Rantoul Press columnist

While I am a native of Detroit, as a licensed clinical social worker I have spent the last 20 years in Champaign County advocating for social justice and helping those in need.

I have had the honor of working with many individuals and families in crisis and have been continually amazed to see how the community rallies to support its members.

I embrace this column as an opportunity to serve and give back to the community, not as a social worker but as a neighbor and friend.

Here is a question that was posed to me:

I am writing today because we just found out that my father is terminally ill with cancer. My son, who is 6, is very close to him, and I just don’t know what to say to him.

Should we say anything to him? What should we say? How do we say it?

First, I would like to say how sorry I am that your family has received this news. While this next part of your journey will be a sad one, you and your son also can build memories and begin the healing process.  

I absolutely believe that you need to start a conversation now with your son and give him a chance to ask questions and explore his feelings. Chances are that he already senses that something is wrong and is waiting for someone to talk to him.

When speaking to your son, use clear, concrete words; avoiding euphemisms at all cost. I have seen well-meaning adults tell children that a family member was so good that God called them to heaven to be with him.

I guarantee you will have a child with some behavior issues whose goal is to avoid being good. Start out by giving your son simple, information such as "Grandpa has cancer, and the doctors think he will die before summer."

You are not telling the child Grandpa is sick, which could raise fear anytime someone is ill, and you are giving him a time line that makes sense in his world. Small children don’t understand six months, but they compute a seasonal time line. Children also have a different way of processing information.

While you may have tissues on standby, it is also likely your son will take the information and go play while processing what he has learned. If you leave the door open, he will then come back to you with additional questions.

You need to make it OK for your son to approach you and ask questions as often as he needs to. If you give off any type of "I am too upset to talk about it" vibe, he will stop asking you and may end up speaking to someone else who does not know how to address his needs.  

If your family has a strong faith, it is good to model how your faith is a support.
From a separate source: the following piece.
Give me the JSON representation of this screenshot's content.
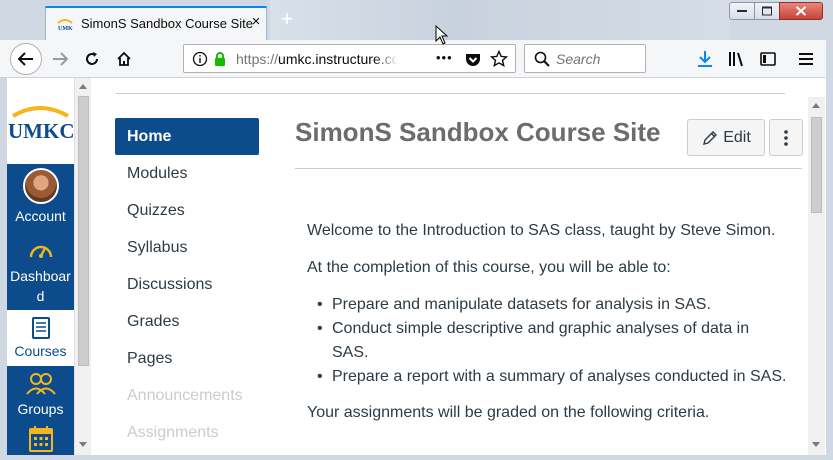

Again, I caution saying things or allowing others to offer platitudes that will only scare your son. Don’t forget to utilize other resources for you and your child as well.

Contact teachers and social workers at school to provide support when you are not around. You can speak to your pediatrician and see if play therapy/counseling is appropriate. Also, don’t forget your local library should have books and resources available to explain death at an age appropriate level.

Lastly, if your son wants to see your father, allow them to spend as much time together as possible. Even if your dad becomes nonverbal at some point, your son can still talk to him about his day.

Never force him to visit or forbid him to visit. Just always be honest about how Grandpa looks and what is being done to care for him. Remember that even for adults, what we often imagine is far worse than the truth.  

I wish you and your family well.  

This column is not intended to provide counseling/legal advice. Before you undertake any action, you should consult your own social worker/counselor. In the event of a mental health emergency, call 911 or the National Suicide Prevention Lifeline at 1-800-273-8255.

Sherrie Faulkner is a member and supporter of the Rantoul community. She writes a weekly column. If you have a question that you think will help others, you may send it for consideration to